Joan said...

I'm vaguely curious to see how this movie does, too. In limited release over the past 2 weeks, it has the highest per-theater average revenues, but that still only adds up to $3.5M. Will it even go into wide release? If it doesn't, it isn't going to be able to generate much revenue. If it does, it's per-theater revenue is going to plummet.

I think the Rotten Tomatoes box office list is enlightening. Crap like "Yours, Mine, and Ours", with only a 6% approval rating, made $1M more than "Brokeback Mountain" last week, even though it has been out 2 weeks longer. Yeah, YM&O is in wide release, and it's only pulling in $1.3K per theater, but $1M is still a lot of money, and a lot of tickets sold.

I wonder how much time Frank Rich spends looking at this data.

downtownlad said...

They do plan on a wider release in January, when it will roll out to 400 theaters. It's only playing in 70 or so right now.

Same with Memoirs of a Geisha, and not really that different than other art-house Oscar flicks.

Joe Baby said...

Credit to the movie studio. As with those deep space satellites, they are using a slingshot effect to propel this film past its teeny audience into the mainstream.

This thing will win awards, IMO. Nothing to do with merit, however. The awards don't look at merit.

That said, I think a general public gets tired of the Hollywood that despises moralizing except their own. And when Hollywood gets didatic, ugg -- run and hide.

knoxgirl said...

"Chris saw "Syriana" and said it was one of the most boring movies he's ever seen."

I suspected it was a snoozer. Steven Soderberg (sp?) needs to stop trying to make all these topical movies like "Traffic" and "Erin Brockovich" (sp? sheesh) and just stick to movies with good plot and characters. Like "Out of Sight."

off topic again!

TWM said...

A good friend went to see Syriana this weekend and his review was that one terrible word - Boring! A killer indeed.

As to Brokeback Mountain. Well, I suppose if every gay person in the country goes it will be successful, but since gay people can tell a loser movie just as well as straight people, I don't see that happening.

Ann says the movie is being marketed toward women. Well, if that is the case the marketing failed. My wife jumps at the slightest chance to see a movie for women -- and she hasn't paid the slightest bit of attention to this one. Why? It is a cowboy (sheep hearder) movie. And those rarely get the attention of women no matter who is kissing in them.

But hey, it doesn't matter what the box office is, Hollywood makes movies for Hollywood, not for people.
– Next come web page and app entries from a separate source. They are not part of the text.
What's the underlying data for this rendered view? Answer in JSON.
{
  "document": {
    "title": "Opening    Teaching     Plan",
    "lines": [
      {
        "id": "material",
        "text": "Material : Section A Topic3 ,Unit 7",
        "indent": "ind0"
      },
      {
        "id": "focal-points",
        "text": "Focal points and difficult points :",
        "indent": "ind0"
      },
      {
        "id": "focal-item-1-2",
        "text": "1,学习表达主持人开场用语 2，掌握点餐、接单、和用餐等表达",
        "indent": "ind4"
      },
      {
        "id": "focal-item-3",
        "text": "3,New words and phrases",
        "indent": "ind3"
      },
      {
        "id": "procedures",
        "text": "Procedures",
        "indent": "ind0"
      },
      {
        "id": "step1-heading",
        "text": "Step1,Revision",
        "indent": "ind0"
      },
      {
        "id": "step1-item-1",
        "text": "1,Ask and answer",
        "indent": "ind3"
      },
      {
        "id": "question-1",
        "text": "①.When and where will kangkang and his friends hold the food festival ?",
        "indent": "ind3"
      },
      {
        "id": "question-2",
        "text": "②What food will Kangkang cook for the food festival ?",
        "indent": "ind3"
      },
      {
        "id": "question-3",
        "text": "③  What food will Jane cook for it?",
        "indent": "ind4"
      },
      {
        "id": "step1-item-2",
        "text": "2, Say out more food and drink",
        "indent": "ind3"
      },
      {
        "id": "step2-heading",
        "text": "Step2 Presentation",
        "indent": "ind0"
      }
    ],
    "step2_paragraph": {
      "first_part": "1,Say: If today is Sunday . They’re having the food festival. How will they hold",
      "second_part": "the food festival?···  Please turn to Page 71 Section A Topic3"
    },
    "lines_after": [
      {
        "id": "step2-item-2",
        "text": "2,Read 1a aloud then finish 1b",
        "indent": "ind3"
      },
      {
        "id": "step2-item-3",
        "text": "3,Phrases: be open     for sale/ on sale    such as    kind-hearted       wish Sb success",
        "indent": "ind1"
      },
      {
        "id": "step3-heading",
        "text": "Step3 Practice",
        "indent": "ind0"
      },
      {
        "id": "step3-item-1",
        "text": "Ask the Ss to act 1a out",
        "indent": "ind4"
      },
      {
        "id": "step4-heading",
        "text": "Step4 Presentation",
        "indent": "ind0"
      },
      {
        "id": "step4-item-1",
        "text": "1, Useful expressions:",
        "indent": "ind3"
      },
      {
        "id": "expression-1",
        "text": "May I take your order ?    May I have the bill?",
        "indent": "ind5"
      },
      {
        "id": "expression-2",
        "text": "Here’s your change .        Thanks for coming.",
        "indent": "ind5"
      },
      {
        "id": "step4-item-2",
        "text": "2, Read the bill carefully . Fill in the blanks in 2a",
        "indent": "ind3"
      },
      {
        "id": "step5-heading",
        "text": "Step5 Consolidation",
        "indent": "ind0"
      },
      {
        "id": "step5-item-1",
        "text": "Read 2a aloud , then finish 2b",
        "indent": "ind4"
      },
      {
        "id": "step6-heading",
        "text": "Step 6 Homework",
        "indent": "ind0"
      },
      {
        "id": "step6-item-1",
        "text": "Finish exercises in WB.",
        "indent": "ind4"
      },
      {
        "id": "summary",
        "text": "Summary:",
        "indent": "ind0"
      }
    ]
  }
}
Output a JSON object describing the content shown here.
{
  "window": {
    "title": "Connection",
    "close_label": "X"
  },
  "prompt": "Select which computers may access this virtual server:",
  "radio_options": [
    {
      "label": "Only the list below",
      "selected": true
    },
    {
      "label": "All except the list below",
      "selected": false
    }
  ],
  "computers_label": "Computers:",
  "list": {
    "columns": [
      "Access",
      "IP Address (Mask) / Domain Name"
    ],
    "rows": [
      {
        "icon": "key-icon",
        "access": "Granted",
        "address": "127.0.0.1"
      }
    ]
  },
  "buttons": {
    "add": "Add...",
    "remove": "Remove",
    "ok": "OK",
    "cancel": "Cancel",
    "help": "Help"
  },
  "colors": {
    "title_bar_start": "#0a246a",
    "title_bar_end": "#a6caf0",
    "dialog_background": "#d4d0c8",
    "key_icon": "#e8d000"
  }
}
It has, and will, win all sorts of awards for political reasons if nothing else.

And box office receipts will continue their deline.